Continental philosophy departments also generally have someone who specializes in aesthetics, usually as a co-specialization with 19th-century German philosophy, since four greats in the history of aesthetics, Kant, Hegel, Schopenhauer, and Nietzsche, are all considered forefathers to the Continental tradition by Continentalists. Of these, only Kant manages to straddle the analytic and Continental traditions. Analytic aestheticians, however, unless they focus on the history of aesthetics, are not specialists in 19th-century German philosophy (and even then they are likely to focus on the history of British aesthetics). Since they are not Continentalists, they tend to be unfamiliar with the debates and figures of that tradition. They consequently are not welcomed to Continental philosophy departments, especially in the U.S., where a general animosity and mistrust often exists between these traditions above and beyond anything relating to aesthetics.
What to do about this state of affairs? It is hard to know how to begin to convince analytic philosophy departments that they ought to have someone dedicated to this important subfield, though I hope the remarks at the beginning of this essay are a step in that direction. The fact that the top two analytic departments in the U.S. (N.Y.U. and Rutgers) have recently hired aestheticians gives me hope that their move will inspire other departments to do the same. More worrisome, nevertheless, are the recent deaths of three renowned aestheticians: Arthur Danto, Lee Brown, and Ted Cohen. Danto’s post was filled long ago by Lydia Goehr when he retired. Will Brown’s and Cohen’s positions be filled also, or will they vanish into thin air? Some of the most prominent names in American analytic aesthetics today—Kendall Walton, Peter Kivy, Jenefer Robinson, Noël Carroll, Jerrold Levinson—have either retired or are likely to do so in near future. Will their positions be filled again, or will the general trend in American universities to decrease the number of tenure-track positions in favor of temporary ones manifest itself here? That would be an awful blow to aesthetics, to philosophy, and to our understanding of ourselves. There is so much yet to explore in our field, so many answers yet to be debated, so many questions not yet raised or even fathomed. I offer this as a call for reflection to American analytic departments. I look forward to reading your thoughts, if any, on this issue in the comments section below.

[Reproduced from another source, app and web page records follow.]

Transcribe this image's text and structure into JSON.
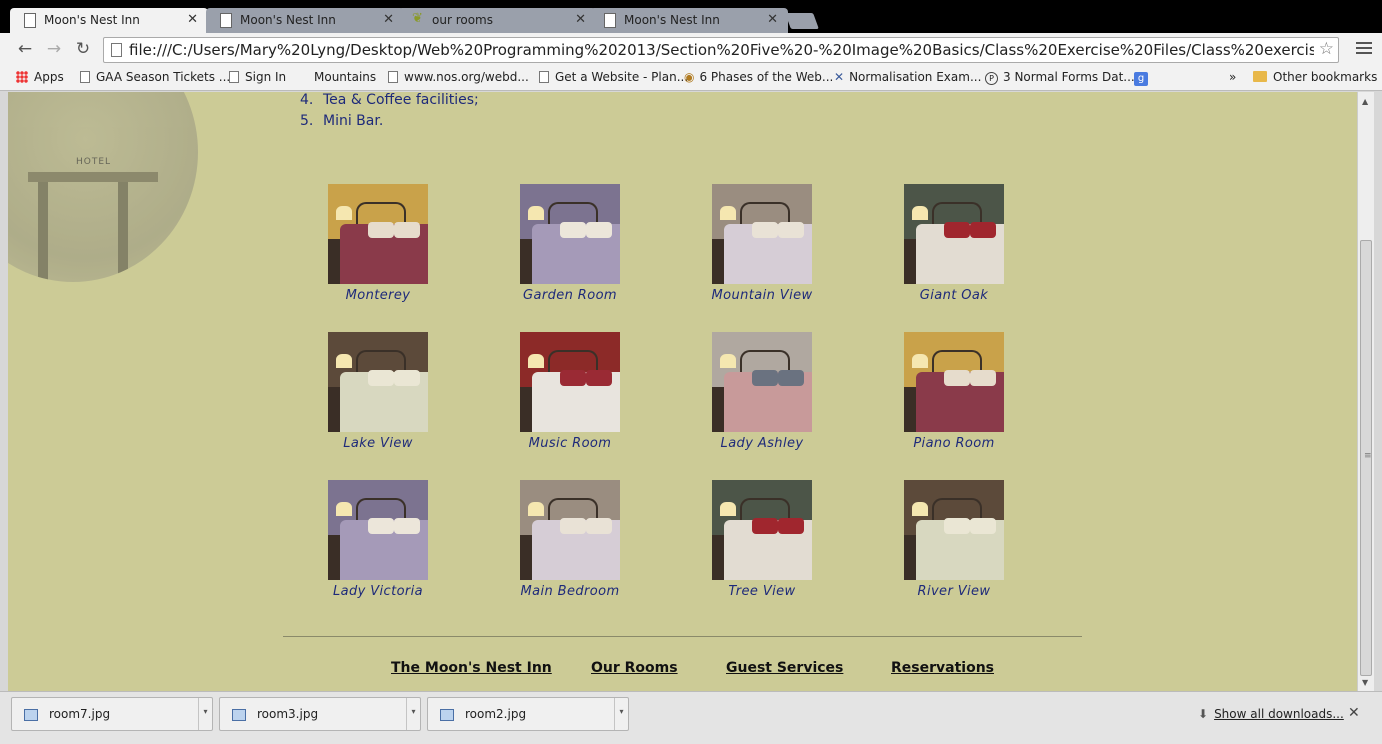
{
  "tabs": [
    {
      "title": "Moon's Nest Inn",
      "active": true,
      "icon": "page-icon"
    },
    {
      "title": "Moon's Nest Inn",
      "active": false,
      "icon": "page-icon"
    },
    {
      "title": "our rooms",
      "active": false,
      "icon": "leaf-icon"
    },
    {
      "title": "Moon's Nest Inn",
      "active": false,
      "icon": "page-icon"
    }
  ],
  "tab_close": "✕",
  "address": {
    "url": "file:///C:/Users/Mary%20Lyng/Desktop/Web%20Programming%202013/Section%20Five%20-%20Image%20Basics/Class%20Exercise%20Files/Class%20exercise%20one%"
  },
  "bookmarks": {
    "apps": "Apps",
    "items": [
      "GAA Season Tickets ...",
      "Sign In",
      "Mountains",
      "www.nos.org/webd...",
      "Get a Website - Plan...",
      "6 Phases of the Web...",
      "Normalisation Exam...",
      "3 Normal Forms Dat..."
    ],
    "google_letter": "g",
    "overflow": "»",
    "other": "Other bookmarks"
  },
  "page": {
    "logo_text": "HOTEL",
    "amenities": [
      {
        "num": "4.",
        "text": "Tea & Coffee facilities;"
      },
      {
        "num": "5.",
        "text": "Mini Bar."
      }
    ],
    "rooms": [
      "Monterey",
      "Garden Room",
      "Mountain View",
      "Giant Oak",
      "Lake View",
      "Music Room",
      "Lady Ashley",
      "Piano Room",
      "Lady Victoria",
      "Main Bedroom",
      "Tree View",
      "River View"
    ],
    "footer_links": [
      "The Moon's Nest Inn",
      "Our Rooms",
      "Guest Services",
      "Reservations"
    ]
  },
  "downloads": {
    "files": [
      "room7.jpg",
      "room3.jpg",
      "room2.jpg"
    ],
    "show_all": "Show all downloads...",
    "close": "✕"
  },
  "colors": {
    "page_bg": "#cccb96",
    "link_blue": "#1e2a7a"
  }
}
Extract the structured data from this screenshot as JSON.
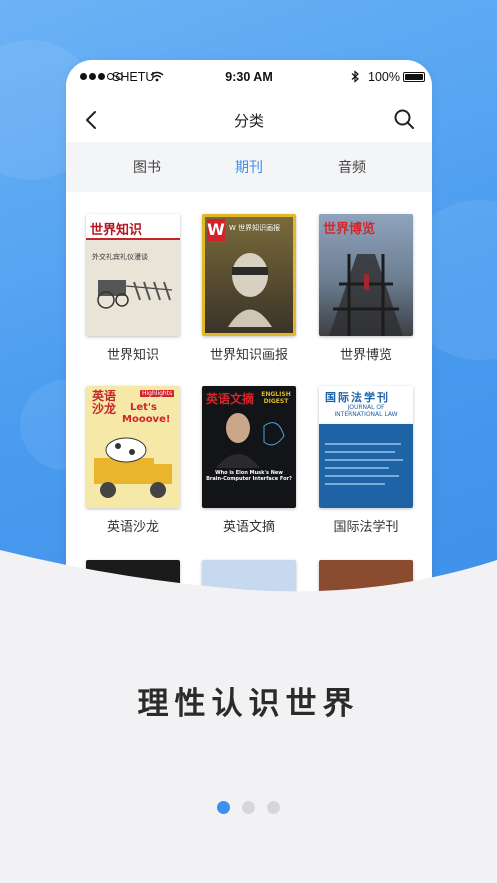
{
  "status_bar": {
    "carrier": "SHETU",
    "time": "9:30 AM",
    "battery": "100%"
  },
  "nav": {
    "title": "分类",
    "back_icon": "chevron-left-icon",
    "search_icon": "search-icon"
  },
  "tabs": [
    {
      "label": "图书",
      "active": false
    },
    {
      "label": "期刊",
      "active": true
    },
    {
      "label": "音频",
      "active": false
    }
  ],
  "magazines": [
    {
      "label": "世界知识"
    },
    {
      "label": "世界知识画报"
    },
    {
      "label": "世界博览"
    },
    {
      "label": "英语沙龙"
    },
    {
      "label": "英语文摘"
    },
    {
      "label": "国际法学刊"
    }
  ],
  "covers": {
    "shijie_zhishi": {
      "masthead": "世界知识",
      "line": "外交礼宾礼仪漫谈"
    },
    "huabao": {
      "masthead": "W 世界知识画报"
    },
    "bolan": {
      "masthead": "世界博览"
    },
    "shalong": {
      "masthead": "英语沙龙",
      "tag": "Highlights",
      "line1": "Let's",
      "line2": "Mooove!"
    },
    "wenzhai": {
      "masthead": "英语文摘",
      "sub": "ENGLISH DIGEST",
      "headline": "Who is Elon Musk's New Brain-Computer Interface For?"
    },
    "faxue": {
      "masthead": "国际法学刊",
      "sub1": "JOURNAL OF",
      "sub2": "INTERNATIONAL LAW"
    }
  },
  "slogan": "理性认识世界",
  "pagination": {
    "count": 3,
    "active_index": 0
  },
  "colors": {
    "accent": "#3d8ff0",
    "background_blue": "#4a9cf0"
  }
}
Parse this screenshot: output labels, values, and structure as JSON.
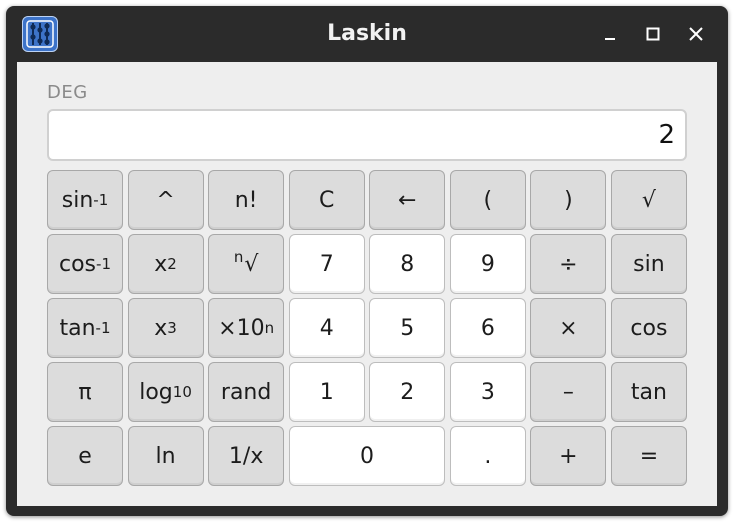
{
  "window": {
    "title": "Laskin",
    "icon": "abacus-icon"
  },
  "mode": "DEG",
  "display": {
    "value": "2"
  },
  "keys": {
    "asin": {
      "base": "sin",
      "sup": "-1"
    },
    "pow": "^",
    "fact": "n!",
    "clear": "C",
    "backspace": "←",
    "lparen": "(",
    "rparen": ")",
    "sqrt": "√",
    "acos": {
      "base": "cos",
      "sup": "-1"
    },
    "square": {
      "base": "x",
      "sup": "2"
    },
    "nroot": {
      "sup": "n",
      "base": "√"
    },
    "n7": "7",
    "n8": "8",
    "n9": "9",
    "div": "÷",
    "sin": "sin",
    "atan": {
      "base": "tan",
      "sup": "-1"
    },
    "cube": {
      "base": "x",
      "sup": "3"
    },
    "exp10": {
      "base": "×10",
      "sup": "n"
    },
    "n4": "4",
    "n5": "5",
    "n6": "6",
    "mul": "×",
    "cos": "cos",
    "pi": "π",
    "log10": {
      "base": "log",
      "sub": "10"
    },
    "rand": "rand",
    "n1": "1",
    "n2": "2",
    "n3": "3",
    "minus": "–",
    "tan": "tan",
    "e": "e",
    "ln": "ln",
    "recip": "1/x",
    "n0": "0",
    "dot": ".",
    "plus": "+",
    "equals": "="
  }
}
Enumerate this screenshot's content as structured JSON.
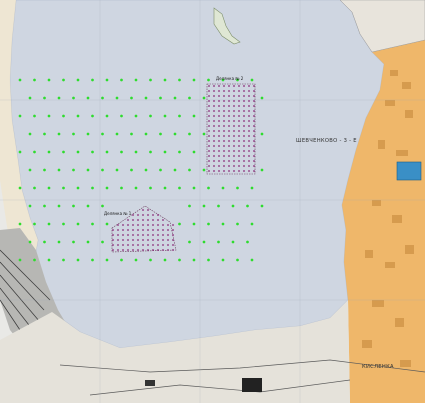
{
  "map": {
    "sites": [
      {
        "id": "site-1",
        "label": "Делянка № 1",
        "point_count": 70
      },
      {
        "id": "site-2",
        "label": "Делянка № 2",
        "point_count": 180
      }
    ],
    "places": [
      {
        "id": "shevchenko",
        "label": "ШЕВЧЕНКОВО - 3 - Е"
      },
      {
        "id": "kislenka",
        "label": "КИСЛЕНКА"
      }
    ],
    "colors": {
      "water": "#cdd4e0",
      "land": "#ececec",
      "urban": "#f0b05a",
      "green_points": "#2edc2e",
      "grid_points": "#8b2a7a"
    },
    "survey_rows": 11
  }
}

**Christy Note: The numbers according to my rough calculations paint an even bleaker picture than those provided by Anna: I put the number of Aestheticians (faculty with Aesthetics as their primary research speciality) amongst faculty within Leiter Top 50 programs at 1 in 70.